- **WORK TO BE COMPLETED**:
Please print all of the records that follow with nothing altered.

- **LISTED RECORDS**:
= = = = = = =
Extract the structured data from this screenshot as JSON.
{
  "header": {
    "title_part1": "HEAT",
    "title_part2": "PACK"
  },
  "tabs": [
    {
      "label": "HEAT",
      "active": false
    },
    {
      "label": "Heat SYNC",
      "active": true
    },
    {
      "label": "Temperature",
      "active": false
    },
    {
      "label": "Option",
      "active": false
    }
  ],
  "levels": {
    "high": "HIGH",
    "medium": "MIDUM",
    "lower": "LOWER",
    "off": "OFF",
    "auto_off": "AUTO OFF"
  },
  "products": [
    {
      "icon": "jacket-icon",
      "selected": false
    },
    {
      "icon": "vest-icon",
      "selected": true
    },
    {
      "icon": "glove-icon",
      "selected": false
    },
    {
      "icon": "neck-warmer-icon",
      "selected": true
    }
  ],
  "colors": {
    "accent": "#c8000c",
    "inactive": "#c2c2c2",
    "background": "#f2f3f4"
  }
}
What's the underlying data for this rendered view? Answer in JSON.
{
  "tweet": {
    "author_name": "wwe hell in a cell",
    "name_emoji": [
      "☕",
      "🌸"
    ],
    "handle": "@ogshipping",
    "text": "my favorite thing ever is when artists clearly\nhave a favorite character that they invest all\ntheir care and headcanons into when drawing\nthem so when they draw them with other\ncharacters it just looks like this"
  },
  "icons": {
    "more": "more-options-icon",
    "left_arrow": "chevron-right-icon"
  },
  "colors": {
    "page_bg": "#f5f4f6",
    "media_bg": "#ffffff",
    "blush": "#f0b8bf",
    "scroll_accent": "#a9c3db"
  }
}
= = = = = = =
- **ANSWER TO THE PROBLEM**:
Extract the structured data from this screenshot as JSON.
{
  "header": {
    "title_part1": "HEAT",
    "title_part2": "PACK"
  },
  "tabs": [
    {
      "label": "HEAT",
      "active": false
    },
    {
      "label": "Heat SYNC",
      "active": true
    },
    {
      "label": "Temperature",
      "active": false
    },
    {
      "label": "Option",
      "active": false
    }
  ],
  "levels": {
    "high": "HIGH",
    "medium": "MIDUM",
    "lower": "LOWER",
    "off": "OFF",
    "auto_off": "AUTO OFF"
  },
  "products": [
    {
      "icon": "jacket-icon",
      "selected": false
    },
    {
      "icon": "vest-icon",
      "selected": true
    },
    {
      "icon": "glove-icon",
      "selected": false
    },
    {
      "icon": "neck-warmer-icon",
      "selected": true
    }
  ],
  "colors": {
    "accent": "#c8000c",
    "inactive": "#c2c2c2",
    "background": "#f2f3f4"
  }
}
What's the underlying data for this rendered view? Answer in JSON.
{
  "tweet": {
    "author_name": "wwe hell in a cell",
    "name_emoji": [
      "☕",
      "🌸"
    ],
    "handle": "@ogshipping",
    "text": "my favorite thing ever is when artists clearly\nhave a favorite character that they invest all\ntheir care and headcanons into when drawing\nthem so when they draw them with other\ncharacters it just looks like this"
  },
  "icons": {
    "more": "more-options-icon",
    "left_arrow": "chevron-right-icon"
  },
  "colors": {
    "page_bg": "#f5f4f6",
    "media_bg": "#ffffff",
    "blush": "#f0b8bf",
    "scroll_accent": "#a9c3db"
  }
}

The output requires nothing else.